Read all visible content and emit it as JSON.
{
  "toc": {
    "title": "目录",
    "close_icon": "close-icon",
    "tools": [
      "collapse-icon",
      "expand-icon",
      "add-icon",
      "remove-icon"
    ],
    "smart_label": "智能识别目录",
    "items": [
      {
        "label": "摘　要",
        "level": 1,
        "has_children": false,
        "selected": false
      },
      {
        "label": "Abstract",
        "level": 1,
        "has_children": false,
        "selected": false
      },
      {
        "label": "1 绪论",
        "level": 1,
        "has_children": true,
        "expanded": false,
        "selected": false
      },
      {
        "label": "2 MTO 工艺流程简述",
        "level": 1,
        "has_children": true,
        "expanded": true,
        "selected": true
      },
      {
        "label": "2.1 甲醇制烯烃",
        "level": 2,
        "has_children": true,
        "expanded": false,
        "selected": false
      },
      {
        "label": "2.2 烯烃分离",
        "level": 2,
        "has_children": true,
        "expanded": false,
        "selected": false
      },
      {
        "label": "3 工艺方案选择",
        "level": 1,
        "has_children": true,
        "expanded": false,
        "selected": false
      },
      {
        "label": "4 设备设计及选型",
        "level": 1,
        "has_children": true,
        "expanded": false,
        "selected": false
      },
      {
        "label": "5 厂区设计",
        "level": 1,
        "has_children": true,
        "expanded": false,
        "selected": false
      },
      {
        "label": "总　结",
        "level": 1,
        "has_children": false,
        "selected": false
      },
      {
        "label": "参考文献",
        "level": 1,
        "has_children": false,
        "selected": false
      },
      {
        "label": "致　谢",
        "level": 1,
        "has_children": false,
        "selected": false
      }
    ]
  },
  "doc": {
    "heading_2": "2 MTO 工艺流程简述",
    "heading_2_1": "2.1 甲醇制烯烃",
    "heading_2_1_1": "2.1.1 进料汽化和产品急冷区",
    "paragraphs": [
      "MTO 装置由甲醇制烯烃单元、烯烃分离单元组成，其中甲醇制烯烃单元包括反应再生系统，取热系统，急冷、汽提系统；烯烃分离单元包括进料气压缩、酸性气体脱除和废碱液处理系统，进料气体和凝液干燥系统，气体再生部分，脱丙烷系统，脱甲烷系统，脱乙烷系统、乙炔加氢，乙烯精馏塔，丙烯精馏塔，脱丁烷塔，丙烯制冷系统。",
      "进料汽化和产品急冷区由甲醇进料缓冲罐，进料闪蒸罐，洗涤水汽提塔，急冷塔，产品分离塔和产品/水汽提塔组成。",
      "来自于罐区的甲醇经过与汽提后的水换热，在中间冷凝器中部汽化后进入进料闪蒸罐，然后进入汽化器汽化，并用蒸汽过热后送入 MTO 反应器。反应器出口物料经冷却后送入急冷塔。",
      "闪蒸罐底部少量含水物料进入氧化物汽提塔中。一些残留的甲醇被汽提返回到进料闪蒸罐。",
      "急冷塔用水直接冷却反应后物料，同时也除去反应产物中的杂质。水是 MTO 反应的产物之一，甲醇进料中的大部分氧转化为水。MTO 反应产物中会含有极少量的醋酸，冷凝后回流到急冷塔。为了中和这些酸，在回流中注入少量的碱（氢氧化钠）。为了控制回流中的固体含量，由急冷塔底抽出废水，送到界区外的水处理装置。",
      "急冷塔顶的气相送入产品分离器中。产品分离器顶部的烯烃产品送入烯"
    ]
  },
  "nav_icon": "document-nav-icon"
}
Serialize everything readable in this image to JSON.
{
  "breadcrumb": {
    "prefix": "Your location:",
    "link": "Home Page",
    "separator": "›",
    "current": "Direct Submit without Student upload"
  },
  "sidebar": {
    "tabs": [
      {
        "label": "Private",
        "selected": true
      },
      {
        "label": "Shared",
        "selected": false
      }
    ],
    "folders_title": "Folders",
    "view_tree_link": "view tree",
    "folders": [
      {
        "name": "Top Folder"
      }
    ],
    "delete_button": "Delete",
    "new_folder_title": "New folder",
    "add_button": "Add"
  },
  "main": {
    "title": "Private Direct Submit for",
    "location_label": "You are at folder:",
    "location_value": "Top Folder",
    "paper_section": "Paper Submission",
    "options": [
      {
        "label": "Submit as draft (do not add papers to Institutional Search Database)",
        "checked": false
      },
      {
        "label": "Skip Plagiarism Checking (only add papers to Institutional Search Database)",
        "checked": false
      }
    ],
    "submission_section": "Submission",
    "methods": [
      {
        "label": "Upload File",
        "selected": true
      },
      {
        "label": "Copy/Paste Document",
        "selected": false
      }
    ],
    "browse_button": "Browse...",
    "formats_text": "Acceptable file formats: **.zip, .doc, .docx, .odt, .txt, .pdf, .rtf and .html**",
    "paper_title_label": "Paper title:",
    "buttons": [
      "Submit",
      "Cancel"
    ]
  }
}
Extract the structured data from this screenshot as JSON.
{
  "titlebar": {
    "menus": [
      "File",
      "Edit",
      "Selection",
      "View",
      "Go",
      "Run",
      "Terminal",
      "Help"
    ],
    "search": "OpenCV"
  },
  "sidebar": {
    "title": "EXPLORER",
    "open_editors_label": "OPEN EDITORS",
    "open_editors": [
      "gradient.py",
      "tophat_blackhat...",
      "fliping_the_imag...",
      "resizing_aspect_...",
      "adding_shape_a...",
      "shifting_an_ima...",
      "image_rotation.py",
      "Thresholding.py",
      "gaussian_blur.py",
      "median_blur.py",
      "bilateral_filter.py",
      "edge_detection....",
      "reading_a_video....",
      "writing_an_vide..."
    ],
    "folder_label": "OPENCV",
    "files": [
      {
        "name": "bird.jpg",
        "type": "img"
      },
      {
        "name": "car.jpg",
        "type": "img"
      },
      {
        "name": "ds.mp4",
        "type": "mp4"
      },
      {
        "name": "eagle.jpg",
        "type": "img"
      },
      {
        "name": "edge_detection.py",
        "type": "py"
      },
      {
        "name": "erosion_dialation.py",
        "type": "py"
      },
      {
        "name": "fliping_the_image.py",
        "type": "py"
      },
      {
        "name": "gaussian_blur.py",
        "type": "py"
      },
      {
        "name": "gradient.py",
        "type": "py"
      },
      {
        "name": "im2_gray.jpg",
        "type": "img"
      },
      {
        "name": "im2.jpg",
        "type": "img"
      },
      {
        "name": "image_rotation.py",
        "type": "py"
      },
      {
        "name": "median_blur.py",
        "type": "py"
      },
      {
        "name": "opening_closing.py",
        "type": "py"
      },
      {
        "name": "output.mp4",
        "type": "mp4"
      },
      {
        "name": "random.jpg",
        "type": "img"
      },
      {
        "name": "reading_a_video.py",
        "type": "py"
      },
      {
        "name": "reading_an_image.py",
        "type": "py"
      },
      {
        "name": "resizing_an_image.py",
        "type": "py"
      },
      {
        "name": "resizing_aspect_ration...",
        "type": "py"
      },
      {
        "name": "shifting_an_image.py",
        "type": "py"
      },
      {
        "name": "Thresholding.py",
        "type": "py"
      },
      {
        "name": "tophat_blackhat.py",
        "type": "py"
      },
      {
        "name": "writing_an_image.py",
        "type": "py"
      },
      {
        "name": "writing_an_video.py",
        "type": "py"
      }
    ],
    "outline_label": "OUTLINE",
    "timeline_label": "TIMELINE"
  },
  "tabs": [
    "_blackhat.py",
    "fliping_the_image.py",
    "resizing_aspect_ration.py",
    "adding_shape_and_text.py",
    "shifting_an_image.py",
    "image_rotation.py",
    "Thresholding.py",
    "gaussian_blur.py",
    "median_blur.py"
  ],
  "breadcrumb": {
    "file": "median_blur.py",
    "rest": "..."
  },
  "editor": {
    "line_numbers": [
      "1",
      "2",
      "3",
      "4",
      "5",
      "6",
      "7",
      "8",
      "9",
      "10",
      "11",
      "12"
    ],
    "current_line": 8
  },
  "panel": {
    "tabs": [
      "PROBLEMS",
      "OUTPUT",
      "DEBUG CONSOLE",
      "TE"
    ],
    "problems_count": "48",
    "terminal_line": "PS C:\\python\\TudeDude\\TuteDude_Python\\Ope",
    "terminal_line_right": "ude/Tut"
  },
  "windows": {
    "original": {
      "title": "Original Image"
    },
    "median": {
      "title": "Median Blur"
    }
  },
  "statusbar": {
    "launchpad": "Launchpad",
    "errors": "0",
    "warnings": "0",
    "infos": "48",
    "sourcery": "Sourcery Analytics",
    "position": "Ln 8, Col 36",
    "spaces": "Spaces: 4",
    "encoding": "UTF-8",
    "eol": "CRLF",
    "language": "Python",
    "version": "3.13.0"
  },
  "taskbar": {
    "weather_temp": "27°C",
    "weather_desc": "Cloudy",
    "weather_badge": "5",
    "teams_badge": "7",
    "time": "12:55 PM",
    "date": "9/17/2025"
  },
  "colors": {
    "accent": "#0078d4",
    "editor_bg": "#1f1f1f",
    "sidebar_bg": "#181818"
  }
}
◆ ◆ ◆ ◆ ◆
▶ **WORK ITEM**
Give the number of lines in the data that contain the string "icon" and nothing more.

▶ **COMPLETED EXERCISE**
6